### [Goal of the exercise]
Each entry below should be echoed exactly, with pictures omitted.

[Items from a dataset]
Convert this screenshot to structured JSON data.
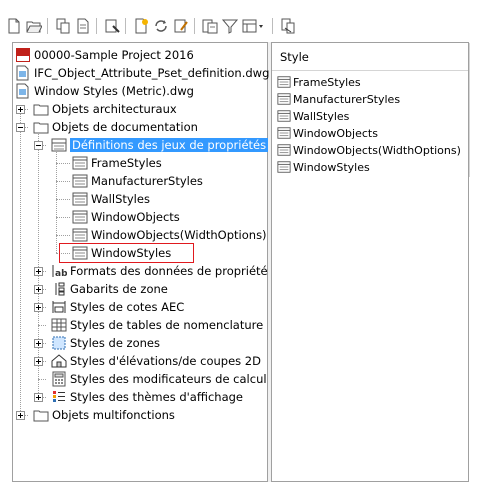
{
  "tree": {
    "project": "00000-Sample Project 2016",
    "file1": "IFC_Object_Attribute_Pset_definition.dwg",
    "file2": "Window Styles (Metric).dwg",
    "arch": "Objets architecturaux",
    "doc": "Objets de documentation",
    "psetdef": "Définitions des jeux de propriétés",
    "pset_items": [
      "FrameStyles",
      "ManufacturerStyles",
      "WallStyles",
      "WindowObjects",
      "WindowObjects(WidthOptions)",
      "WindowStyles"
    ],
    "formats": "Formats des données de propriété",
    "zones_tpl": "Gabarits de zone",
    "dims": "Styles de cotes AEC",
    "sched": "Styles de tables de nomenclature",
    "zones": "Styles de zones",
    "elev": "Styles d'élévations/de coupes 2D",
    "calc": "Styles des modificateurs de calcul",
    "themes": "Styles des thèmes d'affichage",
    "multi": "Objets multifonctions"
  },
  "list": {
    "header": "Style",
    "items": [
      "FrameStyles",
      "ManufacturerStyles",
      "WallStyles",
      "WindowObjects",
      "WindowObjects(WidthOptions)",
      "WindowStyles"
    ]
  }
}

### [Answer to the exercise]
Convert this screenshot to structured JSON data.
{
  "tree": {
    "project": "00000-Sample Project 2016",
    "file1": "IFC_Object_Attribute_Pset_definition.dwg",
    "file2": "Window Styles (Metric).dwg",
    "arch": "Objets architecturaux",
    "doc": "Objets de documentation",
    "psetdef": "Définitions des jeux de propriétés",
    "pset_items": [
      "FrameStyles",
      "ManufacturerStyles",
      "WallStyles",
      "WindowObjects",
      "WindowObjects(WidthOptions)",
      "WindowStyles"
    ],
    "formats": "Formats des données de propriété",
    "zones_tpl": "Gabarits de zone",
    "dims": "Styles de cotes AEC",
    "sched": "Styles de tables de nomenclature",
    "zones": "Styles de zones",
    "elev": "Styles d'élévations/de coupes 2D",
    "calc": "Styles des modificateurs de calcul",
    "themes": "Styles des thèmes d'affichage",
    "multi": "Objets multifonctions"
  },
  "list": {
    "header": "Style",
    "items": [
      "FrameStyles",
      "ManufacturerStyles",
      "WallStyles",
      "WindowObjects",
      "WindowObjects(WidthOptions)",
      "WindowStyles"
    ]
  }
}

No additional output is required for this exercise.